Requirement. If a line below contains "sass", add it to your tally, then answer with the tally alone.

Data in this exercise START

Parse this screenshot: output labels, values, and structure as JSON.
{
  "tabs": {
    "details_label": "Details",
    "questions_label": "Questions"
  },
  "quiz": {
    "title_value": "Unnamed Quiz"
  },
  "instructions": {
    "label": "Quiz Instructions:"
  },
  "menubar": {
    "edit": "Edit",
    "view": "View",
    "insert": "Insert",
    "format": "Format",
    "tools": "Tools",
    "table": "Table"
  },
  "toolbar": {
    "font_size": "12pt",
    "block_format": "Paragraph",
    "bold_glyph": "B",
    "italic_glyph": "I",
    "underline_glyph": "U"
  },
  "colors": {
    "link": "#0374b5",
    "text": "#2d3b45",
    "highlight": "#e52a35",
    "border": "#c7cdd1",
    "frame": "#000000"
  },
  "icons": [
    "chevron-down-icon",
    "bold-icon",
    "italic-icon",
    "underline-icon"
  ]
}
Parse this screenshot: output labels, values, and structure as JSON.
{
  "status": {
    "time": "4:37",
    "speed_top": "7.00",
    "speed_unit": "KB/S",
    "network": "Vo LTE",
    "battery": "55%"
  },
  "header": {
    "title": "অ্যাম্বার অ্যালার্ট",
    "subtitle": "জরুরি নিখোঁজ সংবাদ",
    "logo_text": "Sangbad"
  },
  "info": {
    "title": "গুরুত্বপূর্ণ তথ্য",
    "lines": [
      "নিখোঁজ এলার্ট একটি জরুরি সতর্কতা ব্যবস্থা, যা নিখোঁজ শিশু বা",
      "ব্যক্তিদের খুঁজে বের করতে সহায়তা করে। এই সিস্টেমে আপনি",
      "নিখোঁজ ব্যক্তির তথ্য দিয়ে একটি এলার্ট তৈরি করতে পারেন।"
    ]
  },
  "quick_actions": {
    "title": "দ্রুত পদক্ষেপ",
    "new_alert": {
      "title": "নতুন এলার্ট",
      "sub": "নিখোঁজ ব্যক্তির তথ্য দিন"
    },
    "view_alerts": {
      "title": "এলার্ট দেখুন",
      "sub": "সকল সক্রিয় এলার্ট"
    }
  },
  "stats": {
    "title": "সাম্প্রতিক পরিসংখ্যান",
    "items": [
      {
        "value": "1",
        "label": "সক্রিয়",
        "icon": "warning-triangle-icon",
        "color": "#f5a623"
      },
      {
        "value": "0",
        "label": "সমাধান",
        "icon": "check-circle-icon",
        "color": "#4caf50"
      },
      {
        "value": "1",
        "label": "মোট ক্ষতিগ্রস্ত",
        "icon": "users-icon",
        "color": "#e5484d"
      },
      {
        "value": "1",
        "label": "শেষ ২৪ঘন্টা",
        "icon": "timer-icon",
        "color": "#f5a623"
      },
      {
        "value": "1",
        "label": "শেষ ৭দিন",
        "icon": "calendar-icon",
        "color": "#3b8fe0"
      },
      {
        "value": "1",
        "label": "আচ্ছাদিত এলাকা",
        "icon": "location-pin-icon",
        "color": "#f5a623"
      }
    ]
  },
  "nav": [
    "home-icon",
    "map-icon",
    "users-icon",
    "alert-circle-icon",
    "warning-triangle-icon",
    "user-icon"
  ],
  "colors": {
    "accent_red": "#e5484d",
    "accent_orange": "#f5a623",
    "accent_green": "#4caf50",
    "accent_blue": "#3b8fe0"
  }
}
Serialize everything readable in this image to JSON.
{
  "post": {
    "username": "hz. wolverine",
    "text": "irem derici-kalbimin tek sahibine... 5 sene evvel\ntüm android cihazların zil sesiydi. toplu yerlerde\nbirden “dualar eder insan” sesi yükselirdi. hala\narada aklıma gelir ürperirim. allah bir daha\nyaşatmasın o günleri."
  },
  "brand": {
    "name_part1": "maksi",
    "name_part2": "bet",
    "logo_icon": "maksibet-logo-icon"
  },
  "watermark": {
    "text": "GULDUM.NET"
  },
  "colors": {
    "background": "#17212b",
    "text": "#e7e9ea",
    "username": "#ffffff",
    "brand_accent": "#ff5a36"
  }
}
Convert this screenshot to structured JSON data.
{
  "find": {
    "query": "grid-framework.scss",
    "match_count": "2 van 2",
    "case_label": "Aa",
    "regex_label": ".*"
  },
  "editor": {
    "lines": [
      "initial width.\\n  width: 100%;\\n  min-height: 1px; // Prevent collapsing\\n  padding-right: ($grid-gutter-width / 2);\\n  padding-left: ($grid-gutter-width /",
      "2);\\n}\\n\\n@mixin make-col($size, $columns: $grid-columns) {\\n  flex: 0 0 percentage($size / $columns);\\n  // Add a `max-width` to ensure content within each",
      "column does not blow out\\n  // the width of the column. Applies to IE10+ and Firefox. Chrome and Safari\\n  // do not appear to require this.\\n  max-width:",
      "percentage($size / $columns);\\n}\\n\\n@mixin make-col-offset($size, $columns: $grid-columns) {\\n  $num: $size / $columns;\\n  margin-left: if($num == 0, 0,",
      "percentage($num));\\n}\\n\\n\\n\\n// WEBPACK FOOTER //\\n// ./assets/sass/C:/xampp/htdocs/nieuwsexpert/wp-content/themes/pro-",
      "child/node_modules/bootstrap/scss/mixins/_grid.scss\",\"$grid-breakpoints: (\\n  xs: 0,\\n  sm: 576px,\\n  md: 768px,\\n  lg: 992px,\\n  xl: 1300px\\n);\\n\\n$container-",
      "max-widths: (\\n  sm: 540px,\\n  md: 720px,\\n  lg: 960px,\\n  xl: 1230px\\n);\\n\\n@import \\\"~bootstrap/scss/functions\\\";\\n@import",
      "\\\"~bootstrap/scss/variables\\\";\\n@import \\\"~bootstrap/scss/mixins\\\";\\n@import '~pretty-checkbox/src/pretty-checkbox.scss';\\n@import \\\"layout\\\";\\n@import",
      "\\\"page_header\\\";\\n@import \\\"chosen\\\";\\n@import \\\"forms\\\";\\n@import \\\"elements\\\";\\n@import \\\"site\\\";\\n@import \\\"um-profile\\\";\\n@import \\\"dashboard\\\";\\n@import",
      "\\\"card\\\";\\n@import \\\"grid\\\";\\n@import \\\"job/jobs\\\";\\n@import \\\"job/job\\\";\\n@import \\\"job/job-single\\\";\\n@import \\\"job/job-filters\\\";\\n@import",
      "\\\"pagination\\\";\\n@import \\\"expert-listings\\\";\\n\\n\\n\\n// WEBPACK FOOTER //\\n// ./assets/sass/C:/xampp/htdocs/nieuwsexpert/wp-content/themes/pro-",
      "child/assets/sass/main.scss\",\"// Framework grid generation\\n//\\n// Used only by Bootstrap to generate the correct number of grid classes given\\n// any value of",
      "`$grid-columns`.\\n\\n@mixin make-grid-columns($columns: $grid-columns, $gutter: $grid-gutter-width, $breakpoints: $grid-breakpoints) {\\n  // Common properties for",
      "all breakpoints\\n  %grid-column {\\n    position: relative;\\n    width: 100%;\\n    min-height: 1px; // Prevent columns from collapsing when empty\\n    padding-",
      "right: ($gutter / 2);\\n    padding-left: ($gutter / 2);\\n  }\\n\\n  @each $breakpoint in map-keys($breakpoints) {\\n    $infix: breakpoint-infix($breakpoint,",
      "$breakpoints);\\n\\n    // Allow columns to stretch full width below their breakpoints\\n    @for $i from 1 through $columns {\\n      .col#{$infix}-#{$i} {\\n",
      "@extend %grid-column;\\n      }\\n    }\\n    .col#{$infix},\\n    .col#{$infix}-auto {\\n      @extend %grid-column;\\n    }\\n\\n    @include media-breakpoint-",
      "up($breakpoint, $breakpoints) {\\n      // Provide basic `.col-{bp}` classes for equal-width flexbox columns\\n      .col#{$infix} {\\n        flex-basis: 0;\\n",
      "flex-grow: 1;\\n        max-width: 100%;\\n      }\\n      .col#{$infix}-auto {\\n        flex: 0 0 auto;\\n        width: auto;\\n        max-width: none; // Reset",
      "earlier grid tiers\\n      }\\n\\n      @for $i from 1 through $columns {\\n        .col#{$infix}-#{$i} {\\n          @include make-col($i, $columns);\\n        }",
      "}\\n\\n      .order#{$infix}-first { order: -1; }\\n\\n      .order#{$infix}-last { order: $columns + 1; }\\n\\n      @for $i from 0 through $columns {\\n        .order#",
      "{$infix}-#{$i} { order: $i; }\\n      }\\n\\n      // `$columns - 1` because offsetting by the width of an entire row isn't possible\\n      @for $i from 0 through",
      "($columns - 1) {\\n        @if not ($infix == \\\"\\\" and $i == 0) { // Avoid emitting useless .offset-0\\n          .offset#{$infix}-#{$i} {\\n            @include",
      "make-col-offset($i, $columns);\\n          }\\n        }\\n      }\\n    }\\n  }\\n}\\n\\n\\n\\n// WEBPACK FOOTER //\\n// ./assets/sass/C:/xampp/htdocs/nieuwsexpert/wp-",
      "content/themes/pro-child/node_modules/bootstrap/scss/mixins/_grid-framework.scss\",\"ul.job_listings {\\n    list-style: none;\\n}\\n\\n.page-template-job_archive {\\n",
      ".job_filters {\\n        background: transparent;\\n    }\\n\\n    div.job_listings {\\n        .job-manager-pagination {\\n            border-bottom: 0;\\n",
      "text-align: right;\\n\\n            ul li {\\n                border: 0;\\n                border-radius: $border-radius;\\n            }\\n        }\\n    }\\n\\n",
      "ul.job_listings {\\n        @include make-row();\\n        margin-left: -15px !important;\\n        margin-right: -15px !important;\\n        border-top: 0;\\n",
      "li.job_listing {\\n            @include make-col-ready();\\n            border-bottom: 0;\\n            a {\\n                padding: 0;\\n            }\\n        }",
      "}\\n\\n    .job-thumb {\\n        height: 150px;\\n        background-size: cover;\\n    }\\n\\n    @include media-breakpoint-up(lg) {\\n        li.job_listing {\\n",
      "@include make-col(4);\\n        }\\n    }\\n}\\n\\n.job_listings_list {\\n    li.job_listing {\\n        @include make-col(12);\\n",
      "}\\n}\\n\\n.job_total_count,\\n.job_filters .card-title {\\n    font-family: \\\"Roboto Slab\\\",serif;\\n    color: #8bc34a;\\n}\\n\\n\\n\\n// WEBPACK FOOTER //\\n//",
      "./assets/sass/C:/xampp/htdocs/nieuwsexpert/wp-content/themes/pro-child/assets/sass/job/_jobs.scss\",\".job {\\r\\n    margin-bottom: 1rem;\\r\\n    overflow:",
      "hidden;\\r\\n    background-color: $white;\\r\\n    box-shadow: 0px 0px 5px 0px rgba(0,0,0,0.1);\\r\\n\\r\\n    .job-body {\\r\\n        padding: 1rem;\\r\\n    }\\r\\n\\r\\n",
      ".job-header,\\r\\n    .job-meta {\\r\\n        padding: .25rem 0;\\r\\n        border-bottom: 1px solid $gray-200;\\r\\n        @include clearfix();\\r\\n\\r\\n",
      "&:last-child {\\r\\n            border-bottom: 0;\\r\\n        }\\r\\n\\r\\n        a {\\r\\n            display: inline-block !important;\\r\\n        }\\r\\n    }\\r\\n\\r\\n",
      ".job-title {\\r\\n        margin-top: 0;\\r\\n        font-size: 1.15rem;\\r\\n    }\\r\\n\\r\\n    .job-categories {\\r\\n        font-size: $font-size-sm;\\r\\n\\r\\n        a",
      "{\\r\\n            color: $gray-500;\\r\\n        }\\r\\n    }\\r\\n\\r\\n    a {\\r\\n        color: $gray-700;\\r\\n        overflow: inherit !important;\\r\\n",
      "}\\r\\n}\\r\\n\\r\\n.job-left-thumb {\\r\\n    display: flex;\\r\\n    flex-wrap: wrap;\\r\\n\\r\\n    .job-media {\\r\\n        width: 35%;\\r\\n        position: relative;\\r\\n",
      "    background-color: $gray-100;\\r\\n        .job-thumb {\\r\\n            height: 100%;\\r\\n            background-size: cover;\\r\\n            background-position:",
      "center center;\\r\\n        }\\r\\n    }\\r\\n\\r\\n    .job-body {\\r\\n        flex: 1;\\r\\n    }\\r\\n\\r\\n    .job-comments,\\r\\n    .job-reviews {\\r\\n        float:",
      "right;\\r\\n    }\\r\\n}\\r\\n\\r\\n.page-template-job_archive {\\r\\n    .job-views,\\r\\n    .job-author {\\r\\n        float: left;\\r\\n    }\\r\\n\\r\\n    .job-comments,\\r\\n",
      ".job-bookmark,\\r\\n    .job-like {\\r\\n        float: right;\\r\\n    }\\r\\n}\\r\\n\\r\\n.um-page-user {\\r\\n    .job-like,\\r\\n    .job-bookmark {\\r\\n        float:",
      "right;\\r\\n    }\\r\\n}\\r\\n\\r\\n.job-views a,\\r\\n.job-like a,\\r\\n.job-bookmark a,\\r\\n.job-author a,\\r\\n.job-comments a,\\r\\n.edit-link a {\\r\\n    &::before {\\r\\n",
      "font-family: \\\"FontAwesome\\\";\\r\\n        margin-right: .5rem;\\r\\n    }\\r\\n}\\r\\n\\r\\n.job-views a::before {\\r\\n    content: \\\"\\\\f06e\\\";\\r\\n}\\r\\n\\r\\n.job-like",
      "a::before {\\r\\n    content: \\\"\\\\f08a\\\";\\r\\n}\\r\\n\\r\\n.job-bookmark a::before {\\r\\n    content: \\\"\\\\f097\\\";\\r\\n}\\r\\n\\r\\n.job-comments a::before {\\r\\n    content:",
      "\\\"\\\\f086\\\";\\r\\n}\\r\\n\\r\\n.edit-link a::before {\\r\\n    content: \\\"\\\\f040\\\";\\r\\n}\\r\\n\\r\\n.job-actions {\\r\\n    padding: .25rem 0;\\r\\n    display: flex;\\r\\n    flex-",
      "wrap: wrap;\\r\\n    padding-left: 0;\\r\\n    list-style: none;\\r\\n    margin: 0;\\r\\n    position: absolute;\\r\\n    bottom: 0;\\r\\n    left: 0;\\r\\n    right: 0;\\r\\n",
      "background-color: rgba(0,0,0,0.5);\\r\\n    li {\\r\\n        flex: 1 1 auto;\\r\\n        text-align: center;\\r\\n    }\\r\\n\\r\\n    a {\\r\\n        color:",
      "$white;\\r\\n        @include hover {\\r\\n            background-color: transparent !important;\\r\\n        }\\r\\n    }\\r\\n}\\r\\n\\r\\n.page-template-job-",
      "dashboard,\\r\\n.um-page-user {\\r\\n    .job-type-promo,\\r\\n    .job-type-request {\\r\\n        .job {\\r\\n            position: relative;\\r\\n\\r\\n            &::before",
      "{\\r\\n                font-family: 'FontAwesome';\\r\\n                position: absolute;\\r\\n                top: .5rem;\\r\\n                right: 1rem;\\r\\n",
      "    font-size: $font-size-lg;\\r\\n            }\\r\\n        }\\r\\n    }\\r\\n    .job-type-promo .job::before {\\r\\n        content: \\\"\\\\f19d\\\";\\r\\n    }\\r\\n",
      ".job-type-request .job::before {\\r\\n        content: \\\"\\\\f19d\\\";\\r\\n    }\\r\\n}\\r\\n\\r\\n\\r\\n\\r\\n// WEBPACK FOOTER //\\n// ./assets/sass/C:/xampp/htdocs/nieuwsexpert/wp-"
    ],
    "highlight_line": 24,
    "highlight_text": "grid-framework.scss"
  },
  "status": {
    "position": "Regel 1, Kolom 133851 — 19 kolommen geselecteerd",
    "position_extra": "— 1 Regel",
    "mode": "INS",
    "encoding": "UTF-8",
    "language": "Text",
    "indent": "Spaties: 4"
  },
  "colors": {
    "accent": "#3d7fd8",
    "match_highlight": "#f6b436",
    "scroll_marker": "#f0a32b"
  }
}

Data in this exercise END

Completed task. 6